JU INSIGHT: The Effect of Different Types of Prostate Biopsy Techniques on Post-Biopsy Infectious Complications
By: Sofie C. M. Tops, MSc; Justin G. A. Grootenhuis, MSc; Anouk M. Derksen, MSc; Federica Giardina, PhD; Eva Kolwijck, MD, PhD; Heiman F. L. Wertheim, MD, PhD; Diederik M. Somford, MD, PhD; J. P. Michiel Sedelaar, MD, PhD | Posted on: 01 Jul 2022
Tops SCM, Grootenhuis JGA, Derksen AM et al: The effect of different types of prostate biopsy techniques on post-biopsy infectious complications. J Urol 2022; 208: 109.
Study Need and Importance
Infection rates after transrectal prostate biopsy (PB) are rising due to growing numbers of fluoroquinolone-resistant rectal flora. Alternatives must be sought as these infections can be severe and lead to sepsis. We compared infectious complication rates between different PB techniques with various number of biopsy cores.
Table. Main findings
Guided PB±Targeted Biopsies ≥10 Biopsy Cores
|Transrectal Targeted MRI-TRUS Fusion or TRUSPB ≤4 Biopsy Cores||Transrectal Targeted In-Bore MRI-Guided PB ≤4 Biopsy Cores||Transperineal MRI-TRUS Fusion Guided PB ≥10 Biopsy Cores|
|% Infectious complications within 7 days post-biopsy (No.), adjusted OR (95% CI)||4.0 (104)||1.0 (4), 0.41 (0.12–1.12)||2.1 (19), 0.68 (0.37–1.20)||1.3 (4), 0.29 (0.09–0.73)|
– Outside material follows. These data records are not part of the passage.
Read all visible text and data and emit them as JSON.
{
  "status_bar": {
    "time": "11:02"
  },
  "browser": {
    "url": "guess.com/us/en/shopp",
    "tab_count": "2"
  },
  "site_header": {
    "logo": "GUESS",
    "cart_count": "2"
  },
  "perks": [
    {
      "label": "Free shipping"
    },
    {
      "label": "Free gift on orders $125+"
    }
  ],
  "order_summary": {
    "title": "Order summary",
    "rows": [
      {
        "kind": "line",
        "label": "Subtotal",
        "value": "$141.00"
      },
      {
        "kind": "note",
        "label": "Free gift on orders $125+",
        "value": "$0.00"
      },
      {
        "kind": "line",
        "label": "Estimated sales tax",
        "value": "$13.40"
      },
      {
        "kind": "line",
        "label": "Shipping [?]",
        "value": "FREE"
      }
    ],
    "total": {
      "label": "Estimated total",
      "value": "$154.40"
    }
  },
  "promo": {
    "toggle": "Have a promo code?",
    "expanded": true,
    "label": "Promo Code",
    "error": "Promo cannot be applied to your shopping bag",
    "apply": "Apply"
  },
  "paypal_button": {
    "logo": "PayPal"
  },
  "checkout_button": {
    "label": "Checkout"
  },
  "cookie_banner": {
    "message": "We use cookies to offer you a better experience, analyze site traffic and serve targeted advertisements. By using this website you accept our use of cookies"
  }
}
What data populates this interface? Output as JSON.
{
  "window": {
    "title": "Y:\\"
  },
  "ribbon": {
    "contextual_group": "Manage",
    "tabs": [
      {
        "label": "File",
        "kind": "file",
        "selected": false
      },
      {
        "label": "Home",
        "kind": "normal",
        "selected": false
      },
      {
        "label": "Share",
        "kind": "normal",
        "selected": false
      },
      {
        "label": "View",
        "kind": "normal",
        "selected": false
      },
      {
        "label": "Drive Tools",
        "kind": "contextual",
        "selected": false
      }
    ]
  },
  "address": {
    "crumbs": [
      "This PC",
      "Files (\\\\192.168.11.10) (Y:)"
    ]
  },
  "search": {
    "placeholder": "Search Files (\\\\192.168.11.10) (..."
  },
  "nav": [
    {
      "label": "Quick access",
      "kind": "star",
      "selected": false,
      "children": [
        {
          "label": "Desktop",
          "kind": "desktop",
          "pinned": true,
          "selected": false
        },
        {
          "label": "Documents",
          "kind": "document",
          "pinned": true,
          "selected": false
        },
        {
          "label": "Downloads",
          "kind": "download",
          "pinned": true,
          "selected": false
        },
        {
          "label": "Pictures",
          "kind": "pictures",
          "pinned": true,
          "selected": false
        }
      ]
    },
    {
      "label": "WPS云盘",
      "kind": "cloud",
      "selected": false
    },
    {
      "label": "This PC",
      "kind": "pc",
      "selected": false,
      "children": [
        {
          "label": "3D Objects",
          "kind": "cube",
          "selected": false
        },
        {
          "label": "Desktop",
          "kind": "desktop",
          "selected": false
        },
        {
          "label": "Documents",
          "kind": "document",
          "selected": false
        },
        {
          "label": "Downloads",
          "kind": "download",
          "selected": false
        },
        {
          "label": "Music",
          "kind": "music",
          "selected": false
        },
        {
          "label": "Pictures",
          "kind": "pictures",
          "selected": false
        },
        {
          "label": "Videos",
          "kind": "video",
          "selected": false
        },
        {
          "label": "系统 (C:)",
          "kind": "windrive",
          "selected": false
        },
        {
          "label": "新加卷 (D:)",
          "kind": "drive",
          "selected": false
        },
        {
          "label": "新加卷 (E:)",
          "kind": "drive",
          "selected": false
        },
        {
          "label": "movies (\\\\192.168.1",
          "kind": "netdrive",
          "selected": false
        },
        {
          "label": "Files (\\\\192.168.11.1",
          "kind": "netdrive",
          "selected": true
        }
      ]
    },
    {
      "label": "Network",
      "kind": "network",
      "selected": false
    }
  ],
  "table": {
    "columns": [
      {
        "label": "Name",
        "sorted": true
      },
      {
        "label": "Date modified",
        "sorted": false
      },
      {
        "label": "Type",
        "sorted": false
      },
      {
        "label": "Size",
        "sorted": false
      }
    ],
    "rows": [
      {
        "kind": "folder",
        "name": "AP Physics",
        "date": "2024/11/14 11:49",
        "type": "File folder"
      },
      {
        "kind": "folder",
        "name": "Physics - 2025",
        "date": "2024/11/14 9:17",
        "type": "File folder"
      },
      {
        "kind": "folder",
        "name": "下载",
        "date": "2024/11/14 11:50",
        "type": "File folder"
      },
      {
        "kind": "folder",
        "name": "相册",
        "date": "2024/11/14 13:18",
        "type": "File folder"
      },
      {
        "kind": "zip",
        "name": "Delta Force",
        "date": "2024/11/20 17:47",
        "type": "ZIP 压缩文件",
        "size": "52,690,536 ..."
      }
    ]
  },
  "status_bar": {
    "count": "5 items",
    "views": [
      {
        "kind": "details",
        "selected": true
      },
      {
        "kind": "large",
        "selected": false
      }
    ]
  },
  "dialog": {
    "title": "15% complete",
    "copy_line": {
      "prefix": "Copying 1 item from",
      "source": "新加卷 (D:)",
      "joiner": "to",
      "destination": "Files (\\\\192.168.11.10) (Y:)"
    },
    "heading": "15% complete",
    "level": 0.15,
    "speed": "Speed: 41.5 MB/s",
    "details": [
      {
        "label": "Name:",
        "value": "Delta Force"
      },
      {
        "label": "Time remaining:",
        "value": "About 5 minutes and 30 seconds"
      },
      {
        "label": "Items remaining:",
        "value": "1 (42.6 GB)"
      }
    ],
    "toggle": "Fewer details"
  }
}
|% Infectious complications within 30 days post-biopsy (No.), adjusted OR (95% CI)||4.8 (125)||1.3 (5), 0.42 (0.14–1.04)||2.3 (21), 0.58 (0.33-0.99)||2.6 (8), 0.46 (0.19–0.96)|
|% Hospitalization within 7 days post-biopsy (No.)||2.8 (73)||0.3 (1)||1.2 (11)||0.0 (0)|
|% Bacteremia within 7 days post-biopsy (No.)||1.0 (25)||0.3 (3)||0.0 (0)||0.0 (0)|
TRUS, transrectal ultrasound.
What We Found
In total, 4,233 PBs in 3,707 patients were included. After transrectal ultrasound-guided PB (TRUSPB; 12±1.4 biopsy cores), 4.0% (2,607) of all patients had infectious complications within 7 days post-biopsy. Transperineal magnetic resonance imaging (MRI)-ultrasound fusion guided PB (16±3.7 biopsy cores) was associated with significantly lower infection rates than TRUSPB (adjusted OR: 0.29 [0.09–0.73] 95% CI). Transrectal targeted MRI-ultrasound fusion guided PB (3.1±0.8 biopsy cores) and transrectal targeted in-bore MRI guided PB (2.8±0.8 biopsy cores) also showed fewer infectious complications than TRUSPB (adjusted OR: 0.41 [0.12–1.12] 95% CI and 0.68 [0.37–1.20] 95% CI, respectively). Similar results were found for infectious complications within 30 days post-biopsy, hospitalization and bacteremia (see Table). Prophylaxis-resistant bacteria were found in 62% and 78% of the bacteria isolated from urine cultures of patients within 7 and 30 days post-biopsy, respectively.
Differences in the risk of infectious complications when taking different numbers of biopsy cores in transperineal PB were not assessed. Due to the retrospective nature of our study, some post-biopsy infections might have been missed. However, we do not expect this to differ between the cohorts.
Interpretation for Patient Care
Post-biopsy infections can be reduced using a transperineal approach. Reducing the number of biopsy cores by using a transrectal targeted PB only approach could be a reasonable alternative. Diagnostic accuracy should be decisive here. In view of the high percentage of prophylaxis-resistant bacteria isolated from post-biopsy urine cultures, culture-based prophylaxis could potentially also contribute to the reduction of infectious complications.